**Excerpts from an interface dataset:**
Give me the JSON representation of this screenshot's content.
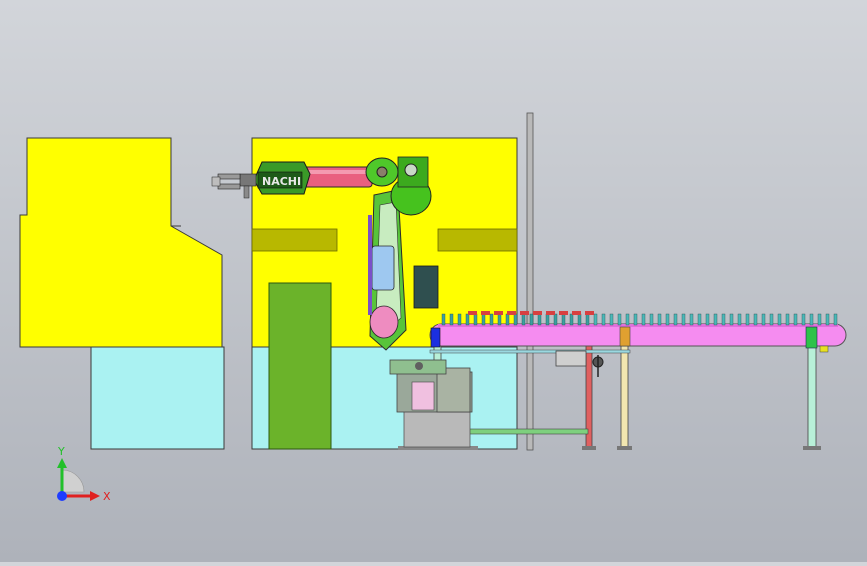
{
  "viewport": {
    "background_top": "#d2d5da",
    "background_bottom": "#aeb2ba"
  },
  "colors": {
    "machine_yellow": "#ffff00",
    "guard_cyan": "#aaf2f2",
    "door_green": "#6bb32a",
    "robot_pink": "#e9607f",
    "robot_green": "#46c21e",
    "conveyor_magenta": "#f58cf0",
    "outline": "#3a3a3a"
  },
  "robot": {
    "brand_label": "NACHI"
  },
  "triad": {
    "y_label": "Y",
    "x_label": "X",
    "y_color": "#22c02a",
    "x_color": "#e02020",
    "z_color": "#1e3cff"
  }
}
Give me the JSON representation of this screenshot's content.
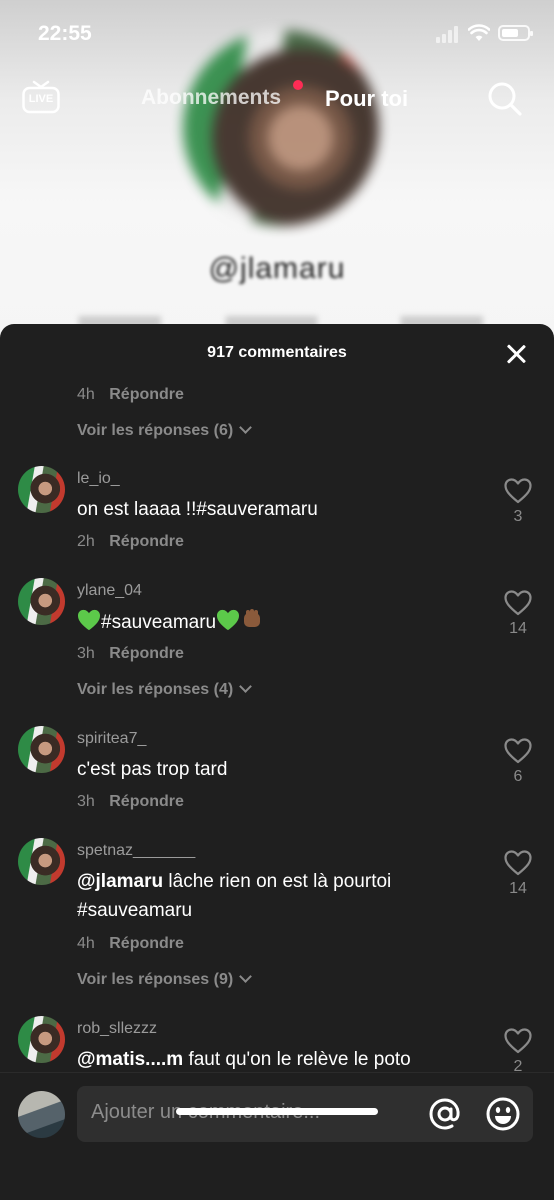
{
  "status_bar": {
    "time": "22:55"
  },
  "nav": {
    "live_label": "LIVE",
    "tab_following": "Abonnements",
    "tab_foryou": "Pour toi"
  },
  "background": {
    "profile_name": "@jlamaru"
  },
  "sheet": {
    "title": "917 commentaires",
    "top_meta": {
      "when": "4h",
      "reply": "Répondre"
    },
    "top_replies": "Voir les réponses (6)"
  },
  "comments": [
    {
      "user": "le_io_",
      "text": "on est laaaa !!#sauveramaru",
      "when": "2h",
      "reply": "Répondre",
      "likes": "3"
    },
    {
      "user": "ylane_04",
      "text": "#sauveamaru",
      "when": "3h",
      "reply": "Répondre",
      "likes": "14",
      "replies": "Voir les réponses (4)"
    },
    {
      "user": "spiritea7_",
      "text": "c'est pas trop tard",
      "when": "3h",
      "reply": "Répondre",
      "likes": "6"
    },
    {
      "user": "spetnaz_______",
      "mention": "@jlamaru",
      "text": " lâche rien on est là pourtoi #sauveamaru",
      "when": "4h",
      "reply": "Répondre",
      "likes": "14",
      "replies": "Voir les réponses (9)"
    },
    {
      "user": "rob_sllezzz",
      "mention": "@matis....m",
      "text": " faut qu'on le relève le poto",
      "likes": "2"
    }
  ],
  "input": {
    "placeholder": "Ajouter un commentaire..."
  },
  "colors": {
    "sheet_bg": "#1f1f1f",
    "accent": "#fe2c55",
    "muted": "#8a8a8a"
  },
  "icons": [
    "live-icon",
    "search-icon",
    "close-icon",
    "heart-icon",
    "at-icon",
    "emoji-icon"
  ]
}
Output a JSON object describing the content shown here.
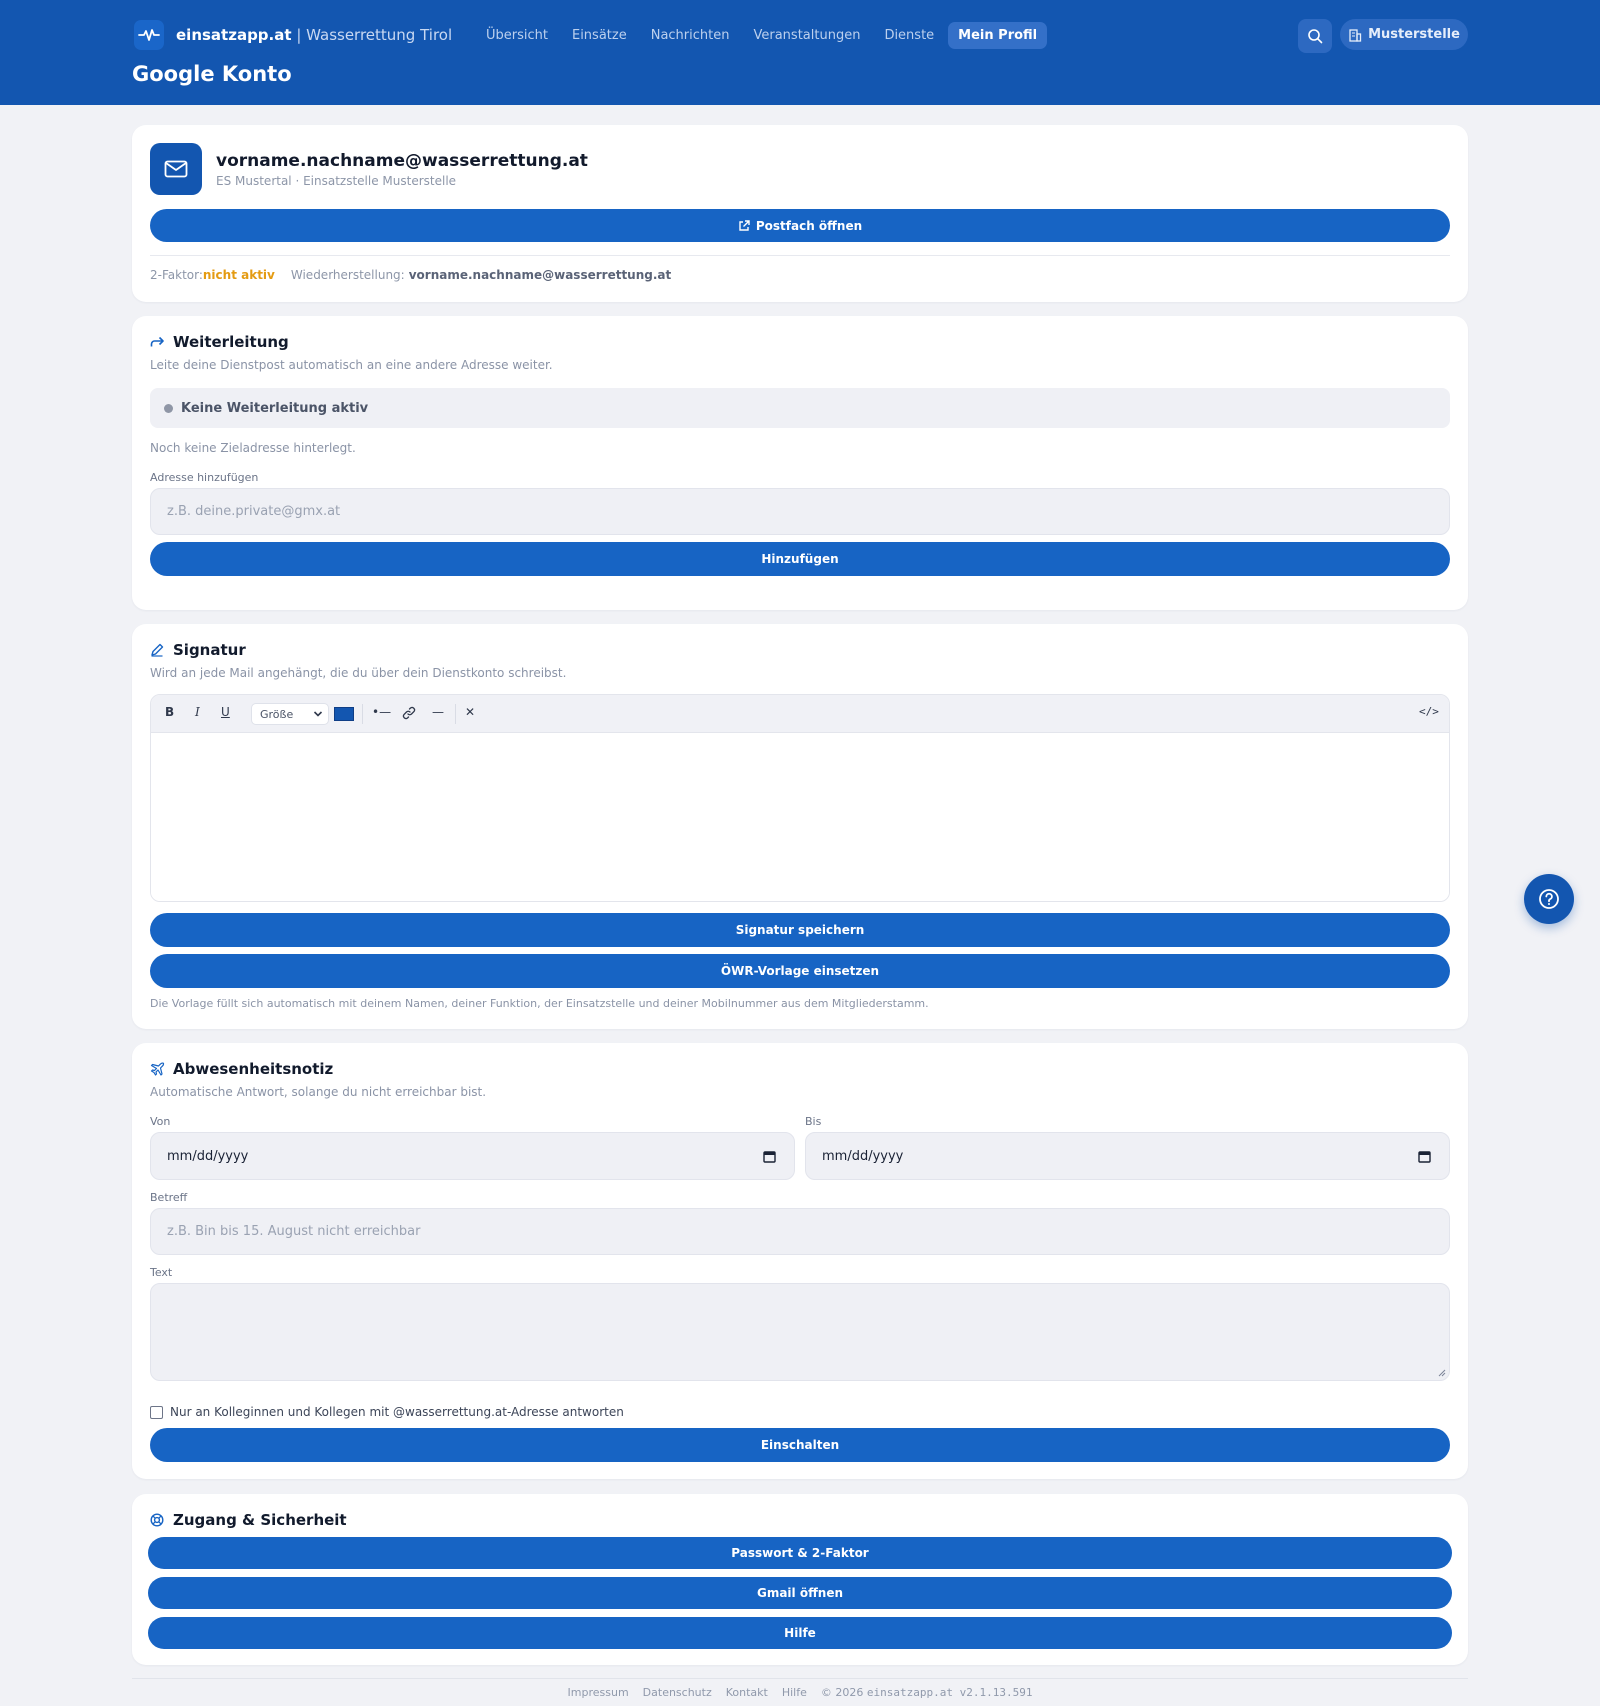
{
  "header": {
    "brand_name": "einsatzapp.at",
    "brand_sub": " | Wasserrettung Tirol",
    "nav": [
      "Übersicht",
      "Einsätze",
      "Nachrichten",
      "Veranstaltungen",
      "Dienste",
      "Mein Profil"
    ],
    "active_nav": "Mein Profil",
    "org_label": "Musterstelle",
    "page_title": "Google Konto"
  },
  "account": {
    "email": "vorname.nachname@wasserrettung.at",
    "subtitle": "ES Mustertal · Einsatzstelle Musterstelle",
    "open_mailbox_label": "Postfach öffnen",
    "twofa_label": "2-Faktor:",
    "twofa_status": "nicht aktiv",
    "recovery_label": "Wiederherstellung:",
    "recovery_email": "vorname.nachname@wasserrettung.at"
  },
  "forwarding": {
    "title": "Weiterleitung",
    "subtitle": "Leite deine Dienstpost automatisch an eine andere Adresse weiter.",
    "status": "Keine Weiterleitung aktiv",
    "empty_note": "Noch keine Zieladresse hinterlegt.",
    "add_label": "Adresse hinzufügen",
    "add_placeholder": "z.B. deine.private@gmx.at",
    "add_button": "Hinzufügen"
  },
  "signature": {
    "title": "Signatur",
    "subtitle": "Wird an jede Mail angehängt, die du über dein Dienstkonto schreibst.",
    "toolbar": {
      "bold": "B",
      "italic": "I",
      "underline": "U",
      "size_select": "Größe",
      "list": "•—",
      "rule": "—",
      "clear": "✕",
      "source": "</>"
    },
    "text_color": "#1356b0",
    "save_button": "Signatur speichern",
    "template_button": "ÖWR-Vorlage einsetzen",
    "template_note": "Die Vorlage füllt sich automatisch mit deinem Namen, deiner Funktion, der Einsatzstelle und deiner Mobilnummer aus dem Mitgliederstamm."
  },
  "absence": {
    "title": "Abwesenheitsnotiz",
    "subtitle": "Automatische Antwort, solange du nicht erreichbar bist.",
    "from_label": "Von",
    "from_value": "mm/dd/yyyy",
    "to_label": "Bis",
    "to_value": "mm/dd/yyyy",
    "subject_label": "Betreff",
    "subject_placeholder": "z.B. Bin bis 15. August nicht erreichbar",
    "text_label": "Text",
    "colleagues_only": "Nur an Kolleginnen und Kollegen mit @wasserrettung.at-Adresse antworten",
    "enable_button": "Einschalten"
  },
  "security": {
    "title": "Zugang & Sicherheit",
    "buttons": [
      "Passwort & 2-Faktor",
      "Gmail öffnen",
      "Hilfe"
    ]
  },
  "footer": {
    "links": [
      "Impressum",
      "Datenschutz",
      "Kontakt",
      "Hilfe"
    ],
    "copyright": "© 2026",
    "version": "einsatzapp.at v2.1.13.591"
  },
  "colors": {
    "header": "#1356b0",
    "primary_button": "#1764c4",
    "warning": "#e49b12",
    "page_bg": "#f1f2f6"
  }
}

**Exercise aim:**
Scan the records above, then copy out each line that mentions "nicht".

**Task output:**
    "twofa_status": "nicht aktiv",
    "subtitle": "Automatische Antwort, solange du nicht erreichbar bist.",
    "subject_placeholder": "z.B. Bin bis 15. August nicht erreichbar",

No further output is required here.